Every day, lawyers and insurance adjusters settle injury cases. But how do they determine what the case is worth? How can anyone put a dollar value on pain and suffering, the loss of a person’s capacity, or the loss of a loved one? The answers to these questions are not simple. There is no mathematical formula that anyone can use to calculate the value of an injury case. It is an art, not a science.
The Insurance Company Will Only Pay You What They Have To
Insurance companies don’t pay money out of the goodness of their hearts. They only pay when it is in their financial interest to pay. You may ask: “When would it ever be in an insurance company’s financial interest to pay a fair value for a claim?” The answer is always the same: “Insurance companies pay only when they believe that they will end up paying more if they do not settle out of court.” Ultimately, a case’s value is determined by a candid answer to the following question: “What would a jury likely award if this case actually went to trial?”

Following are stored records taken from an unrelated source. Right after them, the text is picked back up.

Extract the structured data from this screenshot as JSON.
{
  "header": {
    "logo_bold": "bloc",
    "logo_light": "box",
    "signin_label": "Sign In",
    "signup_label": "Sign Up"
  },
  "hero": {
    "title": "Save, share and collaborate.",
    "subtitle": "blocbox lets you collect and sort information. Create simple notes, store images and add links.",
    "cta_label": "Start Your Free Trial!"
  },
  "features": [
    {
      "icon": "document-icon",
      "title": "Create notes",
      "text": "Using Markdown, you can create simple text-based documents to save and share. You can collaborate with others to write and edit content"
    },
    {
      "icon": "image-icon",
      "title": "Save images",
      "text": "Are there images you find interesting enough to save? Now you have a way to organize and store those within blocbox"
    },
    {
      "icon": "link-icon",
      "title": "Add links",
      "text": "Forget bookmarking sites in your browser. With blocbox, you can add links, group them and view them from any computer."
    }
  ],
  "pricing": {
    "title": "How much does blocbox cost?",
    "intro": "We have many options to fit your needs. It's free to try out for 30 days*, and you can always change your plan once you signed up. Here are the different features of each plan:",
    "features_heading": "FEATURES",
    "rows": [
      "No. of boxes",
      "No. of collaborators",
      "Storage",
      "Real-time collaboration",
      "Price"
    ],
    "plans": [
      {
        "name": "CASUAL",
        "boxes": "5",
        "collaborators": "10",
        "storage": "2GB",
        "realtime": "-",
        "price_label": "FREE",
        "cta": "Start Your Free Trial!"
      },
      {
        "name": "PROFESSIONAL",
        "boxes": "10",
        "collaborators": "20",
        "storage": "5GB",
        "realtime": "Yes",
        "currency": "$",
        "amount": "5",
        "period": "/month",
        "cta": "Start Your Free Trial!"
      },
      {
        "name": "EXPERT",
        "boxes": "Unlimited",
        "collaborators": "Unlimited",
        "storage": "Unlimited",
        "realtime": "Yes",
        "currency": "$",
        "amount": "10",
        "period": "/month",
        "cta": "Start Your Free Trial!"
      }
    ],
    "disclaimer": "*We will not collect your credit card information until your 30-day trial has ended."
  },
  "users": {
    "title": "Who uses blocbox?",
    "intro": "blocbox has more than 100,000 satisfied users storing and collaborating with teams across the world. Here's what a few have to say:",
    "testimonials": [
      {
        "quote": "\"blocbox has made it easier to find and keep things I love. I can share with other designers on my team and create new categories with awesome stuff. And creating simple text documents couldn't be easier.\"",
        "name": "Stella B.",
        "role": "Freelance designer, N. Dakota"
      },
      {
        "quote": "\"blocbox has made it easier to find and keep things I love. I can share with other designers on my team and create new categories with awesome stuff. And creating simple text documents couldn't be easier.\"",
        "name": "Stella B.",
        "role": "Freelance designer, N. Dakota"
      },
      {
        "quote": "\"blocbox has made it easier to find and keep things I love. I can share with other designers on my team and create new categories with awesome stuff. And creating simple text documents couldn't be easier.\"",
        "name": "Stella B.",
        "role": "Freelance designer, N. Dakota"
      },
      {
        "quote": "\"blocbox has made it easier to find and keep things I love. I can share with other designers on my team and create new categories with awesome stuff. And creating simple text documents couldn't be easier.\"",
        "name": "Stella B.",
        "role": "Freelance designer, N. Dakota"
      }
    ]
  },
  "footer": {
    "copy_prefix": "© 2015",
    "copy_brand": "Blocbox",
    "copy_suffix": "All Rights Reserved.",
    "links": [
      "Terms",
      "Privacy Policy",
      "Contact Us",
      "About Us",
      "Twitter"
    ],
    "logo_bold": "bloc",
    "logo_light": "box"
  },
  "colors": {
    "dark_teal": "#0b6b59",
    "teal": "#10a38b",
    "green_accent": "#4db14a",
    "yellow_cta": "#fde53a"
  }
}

Of course, nobody knows ahead of time exactly what a jury will do in any given case. However, those of us who have been doing this for a long time know that there are important considerations that determine the likelihood of winning and losing any personal injury case, and there are other important factors that determine the amount awarded by a jury.
The factors and considerations that determine the outcome of a potential jury trial are the same factors and considerations that determine the out-of-court settlement value of a case. This may seem like a fairly obvious point, but you might be surprised how many people fail to look at their case through the eyes of a typical jury, and those who do not never learn the true value of their case.
Your Comprehensive Guide to Determining the Potential Value of Your Personal Injury or Accident Claim
Below, we have outlined many of the important issues that lawyers and insurance companies consider when they determine the value of an injury case. Some of them are the things you might expect—such as determining who was at fault and calculating the amount of the total medical bills—but other considerations are less obvious. Hopefully, by familiarizing yourself with the conscious and sub-conscious influences that determine how juries decide cases, you will be better equipped to do the things that will build your case, and you will be better prepared to decide whether or not you should accept a settlement offer from an insurance company.
Here Are 15 Factors Lawyers and Adjusters Consider When Valuing a Case…
- Is the injured victim the kind of person who will relate well to a jury?
- How strong is the evidence that the other side was at fault in causing the accident?
- Can the other side catch you exaggerating or lying?
- Was there major or minor damage to the vehicles?
- Was there a gap in time between the accident and medical treatment?
- What kind of doctor provided your medical treatment?
- Are your injuries diagnosed objectively or subjectively?
- How large are your medical bills?
- Will you have future medical expenses? Can we prove how much?
- Will you fully recover from your injuries?
- Can you show that you suffered real mental anguish, stress, and life disruption because of the accident?
- How much did you lose in lost wages?
- Will the jury respect and trust your lawyer?
- Is your lawyer willing to take your case to trial?
- How much insurance coverage does the other side have?